3 Insights into Closing the Life Skills Gap in MENARead All Posts
“We are experiencing a major shift in our workforce,” one HR manager from a petroleum services company told me at the 2017 HR Summit and Expo in Dubai last November. “Our younger workers don’t have the level of key soft skills that we expect.” This gap in skills such as communication, problem-solving, and teamwork among young, prospective employees was a major topic of conversation for the more than 5,000 human resources professionals on site. In fact, the issue has become so critical that it drove UNICEF’s Middle East and North Africa regional office to partner with IYF, as well as other national and international institutions, to create the Life Skills and Citizenship Education (LSCE) initiative and an associated Conceptual and Programmatic Framework (CPF).
Developed over two years with input from more than 600 stakeholders, the CPF examines life skills and civic education among youth in 15 countries across the MENA region. The LSCE CPF launch report offers the following three key takeaways:
- Comprehensive reform is needed.
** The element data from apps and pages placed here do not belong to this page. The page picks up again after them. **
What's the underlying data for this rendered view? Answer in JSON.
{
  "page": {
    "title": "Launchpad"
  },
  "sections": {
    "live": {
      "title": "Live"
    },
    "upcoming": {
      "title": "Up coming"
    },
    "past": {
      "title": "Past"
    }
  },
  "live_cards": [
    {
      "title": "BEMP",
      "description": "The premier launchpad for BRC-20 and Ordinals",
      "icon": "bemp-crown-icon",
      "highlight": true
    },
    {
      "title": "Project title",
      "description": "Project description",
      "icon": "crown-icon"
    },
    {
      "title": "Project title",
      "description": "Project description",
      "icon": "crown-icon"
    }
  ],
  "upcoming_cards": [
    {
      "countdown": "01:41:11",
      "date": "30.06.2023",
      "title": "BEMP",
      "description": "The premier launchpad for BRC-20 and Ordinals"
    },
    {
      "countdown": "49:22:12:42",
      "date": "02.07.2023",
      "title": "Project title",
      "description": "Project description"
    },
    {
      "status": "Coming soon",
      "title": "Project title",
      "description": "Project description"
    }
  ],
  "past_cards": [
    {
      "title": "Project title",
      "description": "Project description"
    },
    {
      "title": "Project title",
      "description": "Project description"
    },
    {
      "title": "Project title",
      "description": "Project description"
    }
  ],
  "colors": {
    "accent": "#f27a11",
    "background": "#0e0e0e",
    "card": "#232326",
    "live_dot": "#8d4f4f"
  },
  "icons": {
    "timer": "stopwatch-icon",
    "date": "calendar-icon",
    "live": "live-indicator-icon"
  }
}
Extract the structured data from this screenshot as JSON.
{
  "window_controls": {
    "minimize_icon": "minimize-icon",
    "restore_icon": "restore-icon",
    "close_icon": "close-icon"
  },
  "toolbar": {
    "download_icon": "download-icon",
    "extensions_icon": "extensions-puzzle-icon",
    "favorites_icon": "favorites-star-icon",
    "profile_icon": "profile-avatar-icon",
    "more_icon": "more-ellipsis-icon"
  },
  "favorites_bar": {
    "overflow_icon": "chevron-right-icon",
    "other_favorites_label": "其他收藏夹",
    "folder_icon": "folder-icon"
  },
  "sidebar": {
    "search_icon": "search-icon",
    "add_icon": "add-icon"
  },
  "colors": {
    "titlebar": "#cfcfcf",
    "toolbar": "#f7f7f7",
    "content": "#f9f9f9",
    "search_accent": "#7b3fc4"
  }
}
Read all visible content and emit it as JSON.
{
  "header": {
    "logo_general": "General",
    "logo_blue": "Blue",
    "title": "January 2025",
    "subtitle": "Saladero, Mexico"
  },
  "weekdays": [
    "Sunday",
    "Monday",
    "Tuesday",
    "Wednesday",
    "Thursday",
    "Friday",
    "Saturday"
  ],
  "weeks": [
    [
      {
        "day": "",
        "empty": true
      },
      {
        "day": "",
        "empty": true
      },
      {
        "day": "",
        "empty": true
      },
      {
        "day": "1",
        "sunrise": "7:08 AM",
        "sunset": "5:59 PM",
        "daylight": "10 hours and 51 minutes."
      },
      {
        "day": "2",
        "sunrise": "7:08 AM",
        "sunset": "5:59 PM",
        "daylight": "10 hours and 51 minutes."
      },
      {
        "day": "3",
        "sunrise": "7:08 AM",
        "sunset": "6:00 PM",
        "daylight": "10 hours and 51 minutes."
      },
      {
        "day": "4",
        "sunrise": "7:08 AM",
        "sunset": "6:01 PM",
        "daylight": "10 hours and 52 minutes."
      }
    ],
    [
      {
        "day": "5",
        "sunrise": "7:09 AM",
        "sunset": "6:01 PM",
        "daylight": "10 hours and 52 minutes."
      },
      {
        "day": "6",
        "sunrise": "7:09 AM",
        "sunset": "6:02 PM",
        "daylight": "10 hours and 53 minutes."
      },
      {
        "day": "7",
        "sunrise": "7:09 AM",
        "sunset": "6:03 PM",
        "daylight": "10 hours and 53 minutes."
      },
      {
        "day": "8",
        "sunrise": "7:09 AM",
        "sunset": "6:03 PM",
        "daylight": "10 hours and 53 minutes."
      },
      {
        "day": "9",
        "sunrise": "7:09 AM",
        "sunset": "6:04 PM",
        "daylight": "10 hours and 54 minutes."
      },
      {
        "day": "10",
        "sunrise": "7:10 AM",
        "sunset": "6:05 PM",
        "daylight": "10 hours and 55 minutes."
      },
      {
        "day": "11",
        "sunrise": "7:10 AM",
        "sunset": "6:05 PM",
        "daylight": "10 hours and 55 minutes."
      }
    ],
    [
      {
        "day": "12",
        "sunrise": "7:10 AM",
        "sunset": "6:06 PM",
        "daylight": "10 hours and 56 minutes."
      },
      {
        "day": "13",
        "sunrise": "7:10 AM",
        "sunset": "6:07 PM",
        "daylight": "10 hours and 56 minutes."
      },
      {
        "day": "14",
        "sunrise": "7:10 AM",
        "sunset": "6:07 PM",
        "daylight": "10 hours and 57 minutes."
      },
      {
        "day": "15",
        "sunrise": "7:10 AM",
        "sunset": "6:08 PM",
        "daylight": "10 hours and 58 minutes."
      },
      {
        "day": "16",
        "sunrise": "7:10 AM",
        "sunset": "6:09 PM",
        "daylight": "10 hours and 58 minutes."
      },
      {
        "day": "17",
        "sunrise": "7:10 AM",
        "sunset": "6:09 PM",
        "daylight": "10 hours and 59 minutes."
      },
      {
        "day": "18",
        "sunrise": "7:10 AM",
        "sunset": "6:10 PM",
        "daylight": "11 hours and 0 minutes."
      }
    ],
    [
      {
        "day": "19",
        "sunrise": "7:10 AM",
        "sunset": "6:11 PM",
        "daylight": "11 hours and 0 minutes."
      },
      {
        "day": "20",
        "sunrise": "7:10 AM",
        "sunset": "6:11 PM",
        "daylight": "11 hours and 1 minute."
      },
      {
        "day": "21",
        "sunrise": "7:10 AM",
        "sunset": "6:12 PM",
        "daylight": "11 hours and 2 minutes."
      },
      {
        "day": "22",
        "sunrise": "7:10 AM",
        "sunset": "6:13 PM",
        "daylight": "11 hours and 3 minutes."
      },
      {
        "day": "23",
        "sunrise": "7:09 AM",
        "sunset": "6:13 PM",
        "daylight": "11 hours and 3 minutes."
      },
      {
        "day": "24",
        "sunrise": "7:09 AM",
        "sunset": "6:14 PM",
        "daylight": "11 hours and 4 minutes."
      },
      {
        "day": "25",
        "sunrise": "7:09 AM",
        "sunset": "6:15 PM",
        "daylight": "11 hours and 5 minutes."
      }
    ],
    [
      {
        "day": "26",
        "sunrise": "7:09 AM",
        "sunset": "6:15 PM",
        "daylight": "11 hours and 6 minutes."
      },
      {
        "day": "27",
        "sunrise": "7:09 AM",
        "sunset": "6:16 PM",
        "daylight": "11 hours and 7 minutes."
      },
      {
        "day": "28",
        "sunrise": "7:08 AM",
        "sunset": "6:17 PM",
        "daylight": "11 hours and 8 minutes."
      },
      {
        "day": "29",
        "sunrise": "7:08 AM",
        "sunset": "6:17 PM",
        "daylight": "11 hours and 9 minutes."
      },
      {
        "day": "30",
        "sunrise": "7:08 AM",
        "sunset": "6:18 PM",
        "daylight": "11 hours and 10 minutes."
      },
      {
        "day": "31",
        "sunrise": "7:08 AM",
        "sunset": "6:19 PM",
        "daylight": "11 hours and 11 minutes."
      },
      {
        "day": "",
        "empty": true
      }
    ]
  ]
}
Policymakers and practitioners find it challenging to integrate life skills into education systems, as there are no conceptual frameworks, common set of indicators, or understanding of desired outcomes to guide them. “The need for change extends beyond curriculum reform to both learning environment and teaching approach,” said Marwan Muasher, Vice President for Studies at the Carnegie Endowment for International Peace and the keynote speaker for the report’s launch event. “Critical thinking skills need to be developed through more dialogic engagement with learners.” The report calls for a comprehensive approach to developing life skills in the MENA region so that young people can achieve the best possible outcomes in work and life.
- Young people are eager. The report draws upon data from IYF’s 2017 Global Youth Wellbeing Index showing youth already know the importance of life skills. Eighty-seven per cent of youth in all index countries (including Egypt, Jordan, Morocco, and Saudi Arabia in MENA) expressed the view that life skills for the workplace are fundamental. In the region, youth appetite for improving such skills is actually higher than the global average, with more than half of young Egyptians surveyed (53 percent) and 43 percent of young Moroccans expressing an interest. This hunger is encouraging news for employers, HR, and policymakers in MENA.
- Assessment is crucial. Both young people and employers in MENA desire means to assess and signal the presence of these skills to allow for better-informed hiring decisions. “Life skills are a critical component of work and can be taught at all levels, from preschool onwards,” says the UNICEF report. “...But they must be measurable; we need to introduce evaluation and evidence.” The forthcoming work readiness assessment IYF worked to develop with ACT was well-received at the HR Summit, with participants appreciating the focus on assessing core work readiness competencies for entry-level employees (i.e., youth) as unique in the market. “This is going to serve a very big need,” a senior manager for a leading UAE talent consultancy firm said. "This will be a real innovation.”
This CPF launch report builds on the findings of the Analytical Mapping of Life Skills and Citizenship Education in MENA. That publication, also co-authored by IYF, takes stock of the major programs and initiatives related to life skills and citizenship education in the region.
The aim of the CPF was to spark a richer dialogue around improving the level of life skills among youth in MENA. With economic hardship, conflict, and crisis plaguing many youth in the region, thereby provoking more frequent and fluid migration than ever before, the hope is that this framework can instigate a regional consensus around life skills education to facilitate the portability of these types of skills no matter where youth find themselves.
As IYF’s President and COO, Susan Reichle, shared in her address at the UNICEF report launch, “Unlike technology, life skills don’t age and are enduring.”
Sheerin Vesin is Director of Product Strategy & Commercialization.